Vico Magistretti Foundation
Via Conservatorio, 20, 20122 Milano, Italy
Visit the studio museum and discover more about Vico Magistretti work as designer and architect. The studio museum is open on Tuesday, Thursday and Saturday. More info on the website of the museum. http://www.vicomagistretti.it/en/museum/practical
For many years now, Atollo has no longer been a lamp, or rather, it has no longer been just a lamp. It has become a myth, an icon. One of the best know symbols of Italian design worldwide. One of the very few products which people recognize and call with its own name.
“Designed by Vico Magistretti in 1977, it was awarded the Compasso d’Oro in 1979. It became, since then, part of the permanent collections of the world’s major museum of design. As well as part of the furniture of many homes of those who love and are able to select the things surrounding them.

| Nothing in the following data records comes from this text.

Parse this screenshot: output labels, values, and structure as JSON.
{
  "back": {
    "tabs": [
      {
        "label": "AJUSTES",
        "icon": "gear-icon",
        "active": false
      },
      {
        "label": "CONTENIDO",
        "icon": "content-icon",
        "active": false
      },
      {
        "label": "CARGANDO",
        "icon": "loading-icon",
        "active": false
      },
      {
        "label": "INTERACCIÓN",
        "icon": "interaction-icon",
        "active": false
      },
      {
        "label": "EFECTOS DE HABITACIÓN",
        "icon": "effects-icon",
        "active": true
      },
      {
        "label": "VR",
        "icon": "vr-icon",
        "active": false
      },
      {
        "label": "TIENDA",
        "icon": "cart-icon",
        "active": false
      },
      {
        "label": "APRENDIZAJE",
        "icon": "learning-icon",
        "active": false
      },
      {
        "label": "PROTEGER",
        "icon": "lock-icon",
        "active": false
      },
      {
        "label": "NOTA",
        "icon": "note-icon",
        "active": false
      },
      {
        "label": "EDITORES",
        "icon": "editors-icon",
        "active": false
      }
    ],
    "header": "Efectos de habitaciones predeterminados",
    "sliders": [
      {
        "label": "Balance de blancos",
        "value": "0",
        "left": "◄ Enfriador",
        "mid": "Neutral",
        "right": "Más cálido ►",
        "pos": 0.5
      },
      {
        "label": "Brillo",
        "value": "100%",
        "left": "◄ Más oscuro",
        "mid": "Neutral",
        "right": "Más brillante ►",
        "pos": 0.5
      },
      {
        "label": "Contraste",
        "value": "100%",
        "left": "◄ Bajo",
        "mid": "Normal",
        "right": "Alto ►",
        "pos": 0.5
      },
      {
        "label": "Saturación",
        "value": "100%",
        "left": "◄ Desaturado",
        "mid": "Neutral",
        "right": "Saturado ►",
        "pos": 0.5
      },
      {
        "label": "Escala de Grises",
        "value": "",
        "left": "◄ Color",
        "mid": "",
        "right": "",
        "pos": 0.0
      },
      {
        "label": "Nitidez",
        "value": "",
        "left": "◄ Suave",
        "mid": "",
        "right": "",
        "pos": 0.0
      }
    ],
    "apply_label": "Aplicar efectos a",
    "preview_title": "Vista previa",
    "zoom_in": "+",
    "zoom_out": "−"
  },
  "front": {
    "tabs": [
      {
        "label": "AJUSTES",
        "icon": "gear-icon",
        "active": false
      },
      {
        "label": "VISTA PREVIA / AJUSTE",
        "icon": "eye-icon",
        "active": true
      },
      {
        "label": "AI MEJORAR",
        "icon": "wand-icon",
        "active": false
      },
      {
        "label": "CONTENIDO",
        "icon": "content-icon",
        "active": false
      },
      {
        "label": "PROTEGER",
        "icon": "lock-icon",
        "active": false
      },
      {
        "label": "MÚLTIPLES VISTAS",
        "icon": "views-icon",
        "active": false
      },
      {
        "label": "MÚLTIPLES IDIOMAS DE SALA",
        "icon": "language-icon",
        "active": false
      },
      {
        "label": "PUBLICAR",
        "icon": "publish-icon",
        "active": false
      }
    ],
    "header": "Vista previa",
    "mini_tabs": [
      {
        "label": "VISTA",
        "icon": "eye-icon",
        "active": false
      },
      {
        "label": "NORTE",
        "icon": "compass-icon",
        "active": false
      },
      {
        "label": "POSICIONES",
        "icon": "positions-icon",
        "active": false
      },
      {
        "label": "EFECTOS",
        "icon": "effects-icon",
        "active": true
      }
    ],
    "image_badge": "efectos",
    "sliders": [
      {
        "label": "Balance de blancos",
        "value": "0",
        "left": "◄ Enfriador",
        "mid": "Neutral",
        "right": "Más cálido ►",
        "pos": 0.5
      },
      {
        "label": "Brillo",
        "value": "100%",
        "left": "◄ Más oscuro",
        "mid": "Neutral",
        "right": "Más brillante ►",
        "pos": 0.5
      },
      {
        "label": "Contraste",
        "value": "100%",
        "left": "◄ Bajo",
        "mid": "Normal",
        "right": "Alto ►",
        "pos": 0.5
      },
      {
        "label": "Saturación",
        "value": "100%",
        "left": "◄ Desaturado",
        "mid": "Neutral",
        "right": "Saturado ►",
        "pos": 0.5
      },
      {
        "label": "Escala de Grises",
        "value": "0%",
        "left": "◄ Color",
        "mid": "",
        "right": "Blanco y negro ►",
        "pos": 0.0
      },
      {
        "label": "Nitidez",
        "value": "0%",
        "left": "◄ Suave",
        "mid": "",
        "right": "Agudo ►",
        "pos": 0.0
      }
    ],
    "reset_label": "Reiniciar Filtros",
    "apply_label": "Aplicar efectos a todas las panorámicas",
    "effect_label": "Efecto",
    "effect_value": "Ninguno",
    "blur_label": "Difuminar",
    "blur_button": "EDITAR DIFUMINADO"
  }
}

Atollo’s secret probably lies in the geometrical construction of its shapes: the cone on the cylinder and the semi-sphere above all. A luminous sculpture from which nothing can be removed to which nothing can be added. And which nothing can copy.”

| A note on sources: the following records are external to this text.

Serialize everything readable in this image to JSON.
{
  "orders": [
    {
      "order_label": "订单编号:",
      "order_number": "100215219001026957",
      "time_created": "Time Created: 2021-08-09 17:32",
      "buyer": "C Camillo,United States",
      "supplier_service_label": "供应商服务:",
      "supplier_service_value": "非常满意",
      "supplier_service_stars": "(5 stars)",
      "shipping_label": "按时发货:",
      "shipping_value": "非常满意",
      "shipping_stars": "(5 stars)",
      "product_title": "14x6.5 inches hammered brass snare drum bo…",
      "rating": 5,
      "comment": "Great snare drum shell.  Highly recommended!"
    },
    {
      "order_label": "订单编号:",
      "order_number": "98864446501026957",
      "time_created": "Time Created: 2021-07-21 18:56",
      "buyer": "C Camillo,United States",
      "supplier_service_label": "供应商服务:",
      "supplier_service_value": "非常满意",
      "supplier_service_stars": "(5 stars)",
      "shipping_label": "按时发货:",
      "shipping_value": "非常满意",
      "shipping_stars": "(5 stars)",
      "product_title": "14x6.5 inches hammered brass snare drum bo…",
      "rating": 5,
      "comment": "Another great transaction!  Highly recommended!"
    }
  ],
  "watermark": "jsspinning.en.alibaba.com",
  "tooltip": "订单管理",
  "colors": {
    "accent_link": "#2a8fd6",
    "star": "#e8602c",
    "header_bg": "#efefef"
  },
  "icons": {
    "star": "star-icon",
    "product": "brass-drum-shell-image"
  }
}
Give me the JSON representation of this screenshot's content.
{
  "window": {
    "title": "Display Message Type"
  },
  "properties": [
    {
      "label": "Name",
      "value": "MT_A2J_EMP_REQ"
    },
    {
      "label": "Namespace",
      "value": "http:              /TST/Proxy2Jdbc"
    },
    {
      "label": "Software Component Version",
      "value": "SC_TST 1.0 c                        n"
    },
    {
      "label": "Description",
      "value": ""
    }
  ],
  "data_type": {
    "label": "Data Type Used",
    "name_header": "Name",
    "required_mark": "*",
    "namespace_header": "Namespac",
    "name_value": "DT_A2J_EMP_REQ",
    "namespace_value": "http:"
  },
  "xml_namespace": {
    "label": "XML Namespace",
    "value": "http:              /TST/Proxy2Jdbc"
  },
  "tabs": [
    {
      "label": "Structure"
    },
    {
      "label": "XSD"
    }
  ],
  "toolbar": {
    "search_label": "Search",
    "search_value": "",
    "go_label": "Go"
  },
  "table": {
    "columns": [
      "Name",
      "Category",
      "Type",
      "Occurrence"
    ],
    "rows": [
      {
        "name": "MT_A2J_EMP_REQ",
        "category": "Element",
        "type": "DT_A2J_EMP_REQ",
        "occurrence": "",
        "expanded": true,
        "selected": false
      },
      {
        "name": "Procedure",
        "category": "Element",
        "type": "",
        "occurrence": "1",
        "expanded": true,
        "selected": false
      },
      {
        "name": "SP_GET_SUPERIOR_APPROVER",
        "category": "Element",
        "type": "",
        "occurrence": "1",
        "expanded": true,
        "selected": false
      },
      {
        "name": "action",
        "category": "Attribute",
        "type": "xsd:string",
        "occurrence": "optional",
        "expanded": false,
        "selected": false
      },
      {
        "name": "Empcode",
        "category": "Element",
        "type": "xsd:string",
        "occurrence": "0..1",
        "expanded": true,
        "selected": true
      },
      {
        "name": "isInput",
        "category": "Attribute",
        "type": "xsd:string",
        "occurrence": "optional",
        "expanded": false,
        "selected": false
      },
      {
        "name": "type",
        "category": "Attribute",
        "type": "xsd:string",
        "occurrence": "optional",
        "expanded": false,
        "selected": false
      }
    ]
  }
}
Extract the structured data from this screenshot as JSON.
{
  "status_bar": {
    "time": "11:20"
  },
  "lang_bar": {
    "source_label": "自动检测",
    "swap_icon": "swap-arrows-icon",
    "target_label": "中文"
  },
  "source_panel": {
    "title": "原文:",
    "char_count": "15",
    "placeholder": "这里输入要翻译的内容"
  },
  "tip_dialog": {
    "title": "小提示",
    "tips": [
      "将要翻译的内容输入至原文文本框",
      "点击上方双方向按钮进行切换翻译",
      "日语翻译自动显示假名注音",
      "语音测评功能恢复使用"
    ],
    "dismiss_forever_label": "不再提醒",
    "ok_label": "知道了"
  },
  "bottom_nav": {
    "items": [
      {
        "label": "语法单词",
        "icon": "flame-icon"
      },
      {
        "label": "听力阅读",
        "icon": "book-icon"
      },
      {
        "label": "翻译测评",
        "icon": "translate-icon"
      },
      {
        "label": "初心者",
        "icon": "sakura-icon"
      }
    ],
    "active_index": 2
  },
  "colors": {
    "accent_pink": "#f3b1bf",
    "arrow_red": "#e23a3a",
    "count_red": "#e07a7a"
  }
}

The Oluce company was founded in 1945 by Giuseppe Ostuni. It is the oldest Italian design company in the illumination sector still in operation today. The company received numerous awards over the years.
Designers that worked for the company, are among others: Achille, Livio and Pier Giacomo Castiglioni, Franco Buzzi, Joe and Gianni Colombo, Marco Zanuso, Tito Agnoli, Angeletti & Ruzza, Antonia Astori & Nicola De Ponti, Bruno Gecchelin, Stefano Casciani, Francesco Rota, Victor Vasilev, Ferdi Giardini, Vico Magistretti and many others.

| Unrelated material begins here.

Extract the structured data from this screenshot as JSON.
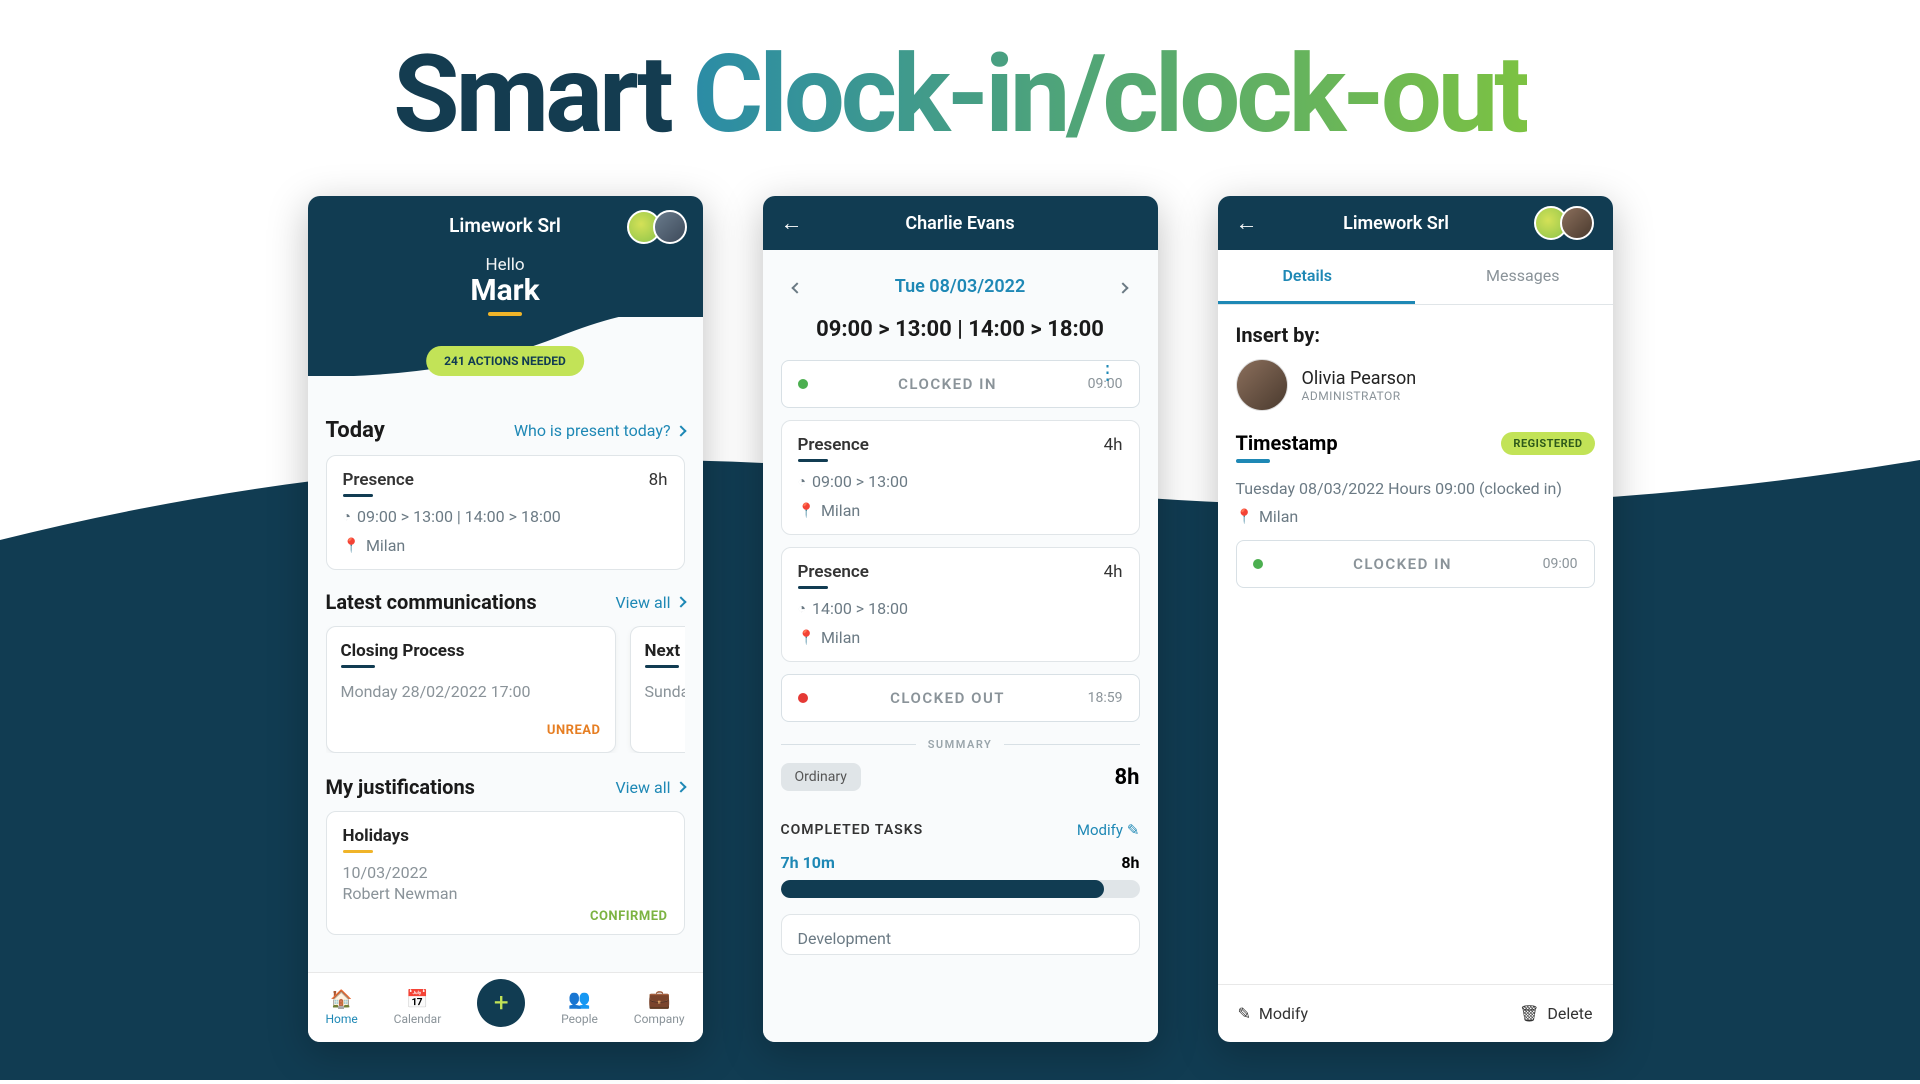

The complete history of Oluce can be found on their website.
Drawing taken from the Dutch 1982 book: Chriet Titulaer – Computers. Wat moet je er mee? (Computers. What should you do with it?) – The office of the future has a computer on every desk (in the year 2000).
Lamps in the movies!
The Oluce Atollo table lamp was used as a prop in the 2017 legal drama film Roman J. Israel, Esq. A movie written and directed by Dan Gilroy. Starring Denzel Washington, Colin Farrell, and Carmen Ejogo.
An Oluce Atollo table lamp was used as a prop in the 2014 action thriller film The November Man. Starring Pierce Brosnan, Luke Bracey and Olga Kurylenko.
The Oluce Atollo table lamp was used as a prop in the 2009 political thriller film The International. Starring Clive Owen and Naomi Watts.
An Oluce Atollo table lamp together with a Panthella floor and table lamp were used in Belgium and The Netherlands for an Auping publicity on their website in 2019.